By: Annie Duke
Portfolio (February 6, 2018)
Thinking In Bets is about just that, making decisions like a poker player would. Annie Duke shows us the difference in binary predictions vs probabilistic ones. In short, for each decision we make, one can have made #1: A good decision, or bad decision, #2: Have good luck, or bad luck, and #3: Have a good outcome, or a bad outcome. The problem here is that many people judge decisions based on outcomes. But the best decision is the best decision, regardless of what happens later.
Two of my favorite quotes:
I fell in love with poker right away. It wasn’t the bright lights of Vegas that lured me in, but the thrill of playing and testing my skills in the basement of a Billings bar named the Crystal Lounge. I had a lot to learn, but I was excited to learn it. My plan was to earn some money during this break from school, stay on the academic path, and continue playing poker as a hobby. My temporary break turned into a twenty-year career as a professional poker player. When I retired from playing in 2012, I had won a World Series of Poker gold bracelet, the WSOP Tournament of Champions, and the NBC National Heads-Up Championship, and earned more than $ 4 million in poker tournaments.

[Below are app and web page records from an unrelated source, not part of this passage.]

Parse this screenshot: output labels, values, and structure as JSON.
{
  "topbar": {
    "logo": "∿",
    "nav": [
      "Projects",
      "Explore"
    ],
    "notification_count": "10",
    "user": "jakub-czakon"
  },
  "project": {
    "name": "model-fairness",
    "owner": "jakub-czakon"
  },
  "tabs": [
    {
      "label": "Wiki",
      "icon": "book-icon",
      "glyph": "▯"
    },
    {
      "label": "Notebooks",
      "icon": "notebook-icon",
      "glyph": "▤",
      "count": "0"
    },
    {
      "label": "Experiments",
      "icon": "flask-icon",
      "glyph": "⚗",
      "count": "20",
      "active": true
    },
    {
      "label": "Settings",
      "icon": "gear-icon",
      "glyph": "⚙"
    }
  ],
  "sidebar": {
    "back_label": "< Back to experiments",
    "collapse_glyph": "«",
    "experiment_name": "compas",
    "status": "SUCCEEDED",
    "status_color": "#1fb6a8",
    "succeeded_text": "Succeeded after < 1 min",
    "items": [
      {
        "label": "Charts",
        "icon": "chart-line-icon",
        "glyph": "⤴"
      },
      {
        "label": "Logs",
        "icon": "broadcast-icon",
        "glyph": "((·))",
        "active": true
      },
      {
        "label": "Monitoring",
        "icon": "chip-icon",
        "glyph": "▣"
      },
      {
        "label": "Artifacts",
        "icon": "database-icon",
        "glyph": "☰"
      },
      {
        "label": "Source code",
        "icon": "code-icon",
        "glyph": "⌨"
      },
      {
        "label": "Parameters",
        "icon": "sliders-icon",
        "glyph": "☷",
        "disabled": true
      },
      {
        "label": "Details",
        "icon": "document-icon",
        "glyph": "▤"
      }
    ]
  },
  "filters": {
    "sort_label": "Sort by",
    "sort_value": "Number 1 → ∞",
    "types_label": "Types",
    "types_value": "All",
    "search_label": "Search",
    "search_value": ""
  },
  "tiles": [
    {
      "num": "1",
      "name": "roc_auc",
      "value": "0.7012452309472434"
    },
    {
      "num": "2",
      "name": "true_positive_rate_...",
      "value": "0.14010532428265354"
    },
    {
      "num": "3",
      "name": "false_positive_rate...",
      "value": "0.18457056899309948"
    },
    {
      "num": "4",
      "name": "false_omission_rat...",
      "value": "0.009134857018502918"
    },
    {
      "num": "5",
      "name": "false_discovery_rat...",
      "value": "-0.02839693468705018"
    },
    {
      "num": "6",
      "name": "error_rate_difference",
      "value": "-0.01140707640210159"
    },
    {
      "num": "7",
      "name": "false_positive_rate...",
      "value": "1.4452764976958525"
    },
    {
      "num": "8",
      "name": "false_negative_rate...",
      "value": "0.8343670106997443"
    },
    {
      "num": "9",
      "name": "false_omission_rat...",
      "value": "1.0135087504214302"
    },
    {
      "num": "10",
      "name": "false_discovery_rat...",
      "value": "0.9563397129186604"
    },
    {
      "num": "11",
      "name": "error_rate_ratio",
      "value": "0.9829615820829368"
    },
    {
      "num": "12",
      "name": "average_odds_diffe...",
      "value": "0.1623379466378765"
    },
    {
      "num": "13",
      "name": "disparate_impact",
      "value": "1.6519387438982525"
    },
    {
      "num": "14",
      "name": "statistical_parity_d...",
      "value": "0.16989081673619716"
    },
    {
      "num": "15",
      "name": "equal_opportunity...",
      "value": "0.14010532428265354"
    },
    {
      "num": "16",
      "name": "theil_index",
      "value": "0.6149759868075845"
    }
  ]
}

What makes a decision great is not that it has a great outcome. A great decision is the result of a good process, and that process must include an attempt to accurately represent our own state of knowledge. That state of knowledge, in turn, is some variation of “I’m not sure.” “I’m not sure” does not mean that there is no objective truth. Firestein’s point is, in fact, that acknowledging uncertainty is the first step in executing on our goal to get closer to what is objectively true. To do this, we need to stop treating “I don’t know” and “I’m not sure” like strings of dirty words.